A high spot of the evening is provided by Robert Scott Sullivan, playwright of A Dog’s Life, and directed by Joann Lopresti Scanlon (with assistance from Eleanor Anderson). Sullivan must talk “dog,” for he sure gets into pooch RJ’s mind, with his spot-on dialogue and oh, so doggish actions. Just watching Matt McCarthy’s RJ turn around several times clockwise and counter-clockwise before lying at his mistress’s feet, will have you in stitches! That Jessica Phelan’s Billie faces a dilemma regarding her pet is revealed late in the action; it’s all the more poignant because we’ve already fallen head-over-heels in love with RJ.
Hair, Shoes, Coffee by Eleanor Kennedy and directed by Dawn Afanador is even less than a slice of life. This sliver happens so fast that we are left breathless when it ends. A robotic Doris (Gianna Esposito, left) ticks off a mantra of lists as a way to keep herself ready to face magic Monday. It takes the warmer Frank (Dominick J. DeNucci) to unexpectedly derail her. much to her surprise—and ours!
And finally, Walter H. Placzek’s Zarg (directed by Lynn Polan) provides a moving finale to the dramatic evening. Courtesy of the Make a Wish Foundation, wheelchair-bound Alison Watford (Lily Bauer) meets her idol, Carolyn Carpenter (Mary Jo Oakley), the aging star of a once-popular series of sci-fi films set on the planet Zarg, now confined to a wheelchair herself. As the two terminally ill Zarg enthusiasts get to know each other, their caregivers (Christine Talarico as daughter Janet and Dominick J. DeNucci as Alison’s father David) connect over their shared situation in a bittersweet mating dance that expresses both reverence for their charges’ Zarg obsession and the possibility of hope for themselves.
What makes Jersey Voices so special is the focus on the drama and comedy; eschewing complex sets, the troupe manages six times to create entire worlds for us with nothing more than a couple of tables and chairs and a bunch of props. Marry that to superior scripts performed by talented actors under sure-handed direction, and you’ve got a successful festival of one-act plays.

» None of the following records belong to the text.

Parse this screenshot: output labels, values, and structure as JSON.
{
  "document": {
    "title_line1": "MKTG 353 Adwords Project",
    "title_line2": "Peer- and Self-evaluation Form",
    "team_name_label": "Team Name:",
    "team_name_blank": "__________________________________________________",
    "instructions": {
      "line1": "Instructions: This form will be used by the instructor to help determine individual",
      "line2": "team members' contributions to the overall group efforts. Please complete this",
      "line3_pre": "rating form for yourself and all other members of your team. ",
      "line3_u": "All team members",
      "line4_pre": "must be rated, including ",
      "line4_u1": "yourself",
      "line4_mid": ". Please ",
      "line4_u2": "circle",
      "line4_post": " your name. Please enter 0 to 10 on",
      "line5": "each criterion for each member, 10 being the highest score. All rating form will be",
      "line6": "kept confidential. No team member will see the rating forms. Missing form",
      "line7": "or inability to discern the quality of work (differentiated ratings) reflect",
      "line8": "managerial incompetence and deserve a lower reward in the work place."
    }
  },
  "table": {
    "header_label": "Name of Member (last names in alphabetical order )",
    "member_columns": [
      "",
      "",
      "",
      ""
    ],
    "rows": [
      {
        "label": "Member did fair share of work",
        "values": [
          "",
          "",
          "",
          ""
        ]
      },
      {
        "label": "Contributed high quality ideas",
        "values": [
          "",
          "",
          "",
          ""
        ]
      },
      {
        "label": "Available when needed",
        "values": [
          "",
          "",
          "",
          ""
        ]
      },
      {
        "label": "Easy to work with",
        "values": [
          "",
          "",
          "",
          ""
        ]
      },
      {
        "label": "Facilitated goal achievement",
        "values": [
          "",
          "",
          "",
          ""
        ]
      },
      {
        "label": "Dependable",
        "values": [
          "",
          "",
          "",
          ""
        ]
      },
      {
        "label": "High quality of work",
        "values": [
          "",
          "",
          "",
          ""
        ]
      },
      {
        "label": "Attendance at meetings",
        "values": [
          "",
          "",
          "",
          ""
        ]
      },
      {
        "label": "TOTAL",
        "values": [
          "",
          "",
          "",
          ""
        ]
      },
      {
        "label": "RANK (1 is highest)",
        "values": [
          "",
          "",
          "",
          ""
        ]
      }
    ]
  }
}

I’ve often written that “if it’s summer, it must be Jersey Voices (and vice versa)” and once again, the Chatham Community Players don’t disappoint. You won’t want to miss this year’s offering of plays written by New Jersey playwrights. We sure do have great talent here in the Garden State!
Jersey Voices bill be performed at the Chatham Playhouse, 23 N. Passaic Ave., Chatham, through August 6th. For information and tickets, call 973.635.7363 or visit www.chathamplayers.org online.
Photographs by Jill Fischer.